-Easy INT by Grimes. He bit on the play action but quickly recovered and made a nice play on the ball, easy INT. Great recovery by Grimes. Henne thought he had a free completion, nice play by Grimes.

Series 4:
-Franks flew off the corner to pressure Henne, could have had a sack but didn’t back down. Henne got hit and the ball was dropped.
-Sidbury showed some speed, forced Henne to step up but he had room to run and got the 1st down on 3rd and 8.
-Jerry stayed blocked way too long. Needs to something happen vs a 1 on 1 block or he needs to be replaced/upgraded.
-Sidbury showed more speed off the edge, but he can’t get around the OT on the outside. If he doesn’t step up this year then RE is a huge need for us.
-Chris Owens got absolutely burned. Dime back at most.

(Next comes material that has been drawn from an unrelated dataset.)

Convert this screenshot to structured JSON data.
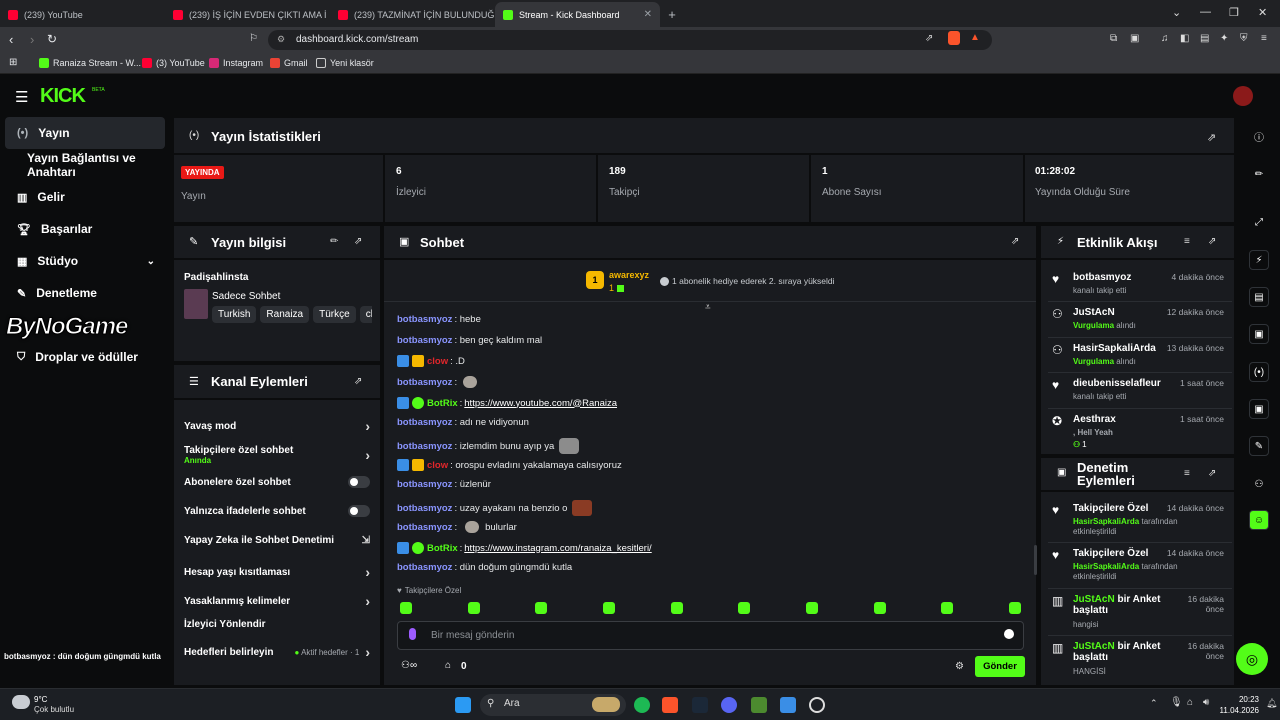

Series 5:
-Matt Moore wisely didn’t force the ball downfield.
-Peters working well vs 1 on 1 blocks, Sidbury showed a good motor. On the surface his good motor and edge speed make him intriguing, but he just can’t manage to get the edge or get off blocks. Moore threw a wobbly ball on the run.

Series 6:
-#36 looked BAAD in coverage. #39 misplayed the ball as well. Cliff Matthews got upfield and applied some pressure though. Good to see.
-Moore threw a good ball in the face of pressure here.
-#39 has whiffed on two hits in a row.
-Matthews with a good burst, impressive swim move. He might make the team if he keeps showing ability. Peters showed a good motor to chase down and tackle the RB in the flat.

Series 7:
-Owens showed some ability as a blitzer coming off the edge here.
-Chris Matthews has flashed some speed off the edge.
-Good tackle in flat by Franks. Seems to be a good tackler and blitzer which I like.
-Sidbury and Matthews are flying off the edge but keep getting knocked down as they try to get the corner. Sidbury needs to get stronger. Jerry and Sidbury both had a slot to drag down Moore but he got away.

Series 8:
-Matt Moore got leveled and threw a ball up, but Dent LEVELED Moore.

Series 9:
-Matthews has shown some speed and shoulder dip, just gets knocked down too much.

Series 10:
-Owens is a good tackling corner.
-Matt Moore looks ok. Solid arm strength and accuracy, some toughness. Good patience in pocket, good feel to step up. Deals with pressure well. Good anticipation.
-Edmond Gates has looked good. Great speed, good hands as well.
-Jerry just doesn’t shed blocks well. Doesn’t look disruptive.
-Robert James has looked good. I think he’ll make the 53 man roster.
-TD Edmond Gates. Nice catch, nice throw by Moore too.
-I like Darrin Walls, I think he’ll be the 5th CB. I’d keep him over Owens at this point.

Series 11:
-Jerry seemed to flash a nice move inside as he got a nice hit on Devlin.
-Matthews with a nice get off, good bull rush and shed, plus a good motor to sack Devlin. Nice play, I hope he finds  away to make the 53 man.

Series 12:
-Jerry beat his man and would have had a sack if he hadn’t drawn a BAD holding call. The OL had his arm around Jerry’s neck.
-Matthews has a good motor. Would have loved to see him at the East-West Shrine Game.

Thanks for reading! I’m going to preview some college games that everyone should watch, and I’ll be watching the Wisconsin-UNLV game and posting a write-up once it’s over and I have time to type everything up.

–Tom